The Systems Biology of the Insect: Insecticide Interface
Professor Phil Batterham
Friday 13th May
11:15am-12:15pm (NOTE: Later start)
ESJ King Theatre, Medical Building, The University of Melbourne

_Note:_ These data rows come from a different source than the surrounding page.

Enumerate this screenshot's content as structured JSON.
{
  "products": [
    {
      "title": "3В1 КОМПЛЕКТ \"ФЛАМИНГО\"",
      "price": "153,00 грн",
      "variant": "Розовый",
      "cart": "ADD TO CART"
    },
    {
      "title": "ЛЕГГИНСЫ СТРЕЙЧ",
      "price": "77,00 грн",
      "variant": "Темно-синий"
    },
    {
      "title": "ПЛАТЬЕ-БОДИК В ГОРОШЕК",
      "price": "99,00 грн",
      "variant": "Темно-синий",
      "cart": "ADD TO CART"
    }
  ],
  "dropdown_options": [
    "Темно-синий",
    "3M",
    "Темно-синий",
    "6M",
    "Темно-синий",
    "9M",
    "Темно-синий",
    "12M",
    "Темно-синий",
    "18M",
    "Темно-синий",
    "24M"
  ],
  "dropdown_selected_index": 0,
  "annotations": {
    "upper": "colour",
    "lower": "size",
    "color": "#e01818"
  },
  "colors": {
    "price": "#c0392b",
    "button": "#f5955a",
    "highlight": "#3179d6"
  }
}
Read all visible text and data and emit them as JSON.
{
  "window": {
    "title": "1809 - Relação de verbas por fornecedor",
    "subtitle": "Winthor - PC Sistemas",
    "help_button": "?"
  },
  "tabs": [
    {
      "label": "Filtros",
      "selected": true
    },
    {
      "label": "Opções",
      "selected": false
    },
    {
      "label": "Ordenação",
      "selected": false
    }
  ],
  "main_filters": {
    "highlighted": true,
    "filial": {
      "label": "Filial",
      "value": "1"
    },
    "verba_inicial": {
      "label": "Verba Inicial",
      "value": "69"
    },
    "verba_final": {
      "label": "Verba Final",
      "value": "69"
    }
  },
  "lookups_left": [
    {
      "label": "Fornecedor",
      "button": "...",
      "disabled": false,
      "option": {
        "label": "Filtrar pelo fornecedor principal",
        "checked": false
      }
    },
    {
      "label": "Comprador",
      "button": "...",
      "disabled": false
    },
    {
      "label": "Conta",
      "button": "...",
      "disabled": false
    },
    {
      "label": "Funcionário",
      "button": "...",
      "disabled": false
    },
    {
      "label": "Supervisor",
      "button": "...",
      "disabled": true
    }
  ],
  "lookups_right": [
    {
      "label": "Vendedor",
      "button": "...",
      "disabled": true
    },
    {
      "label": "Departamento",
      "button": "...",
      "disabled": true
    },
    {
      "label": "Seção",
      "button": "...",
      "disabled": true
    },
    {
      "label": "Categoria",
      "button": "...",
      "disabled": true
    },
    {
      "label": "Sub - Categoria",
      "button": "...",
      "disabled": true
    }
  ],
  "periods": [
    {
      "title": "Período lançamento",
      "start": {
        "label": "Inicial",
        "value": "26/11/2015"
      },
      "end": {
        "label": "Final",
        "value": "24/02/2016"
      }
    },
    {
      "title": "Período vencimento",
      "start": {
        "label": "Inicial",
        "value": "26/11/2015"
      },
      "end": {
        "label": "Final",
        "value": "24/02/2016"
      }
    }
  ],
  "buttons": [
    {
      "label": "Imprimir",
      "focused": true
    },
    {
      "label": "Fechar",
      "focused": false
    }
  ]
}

Exposure to sub-lethal doses of insecticides is of interest because of concerns about their impact on beneficial organisms (e.g. honeybees) and the potential for such doses to select for insecticide resistance in pests. In research sub-lethal doses offer significant benefit in allowing the insecticide:insect interaction to be examined in insects that are alive. We are using novel technologies that allow us to correlate in vivo insecticide metabolism with the impact of insecticides on the brain in insects exposed to two different neurotoxic insecticides, (imidacloprid and spinosad) that both target nicotinic acetylcholine receptors. Deploying these technologies in the model insect, Drosophila melanogaster (using RNAi screens, Genome Wide Association Studies and CRISPR gene knockouts) is allowing us to identify genes involved in processes including insecticide metabolism, transport and neurotransmission that underpin responses to these insecticides.
Enquiries: Andrew Siebel (firstname.lastname@example.org)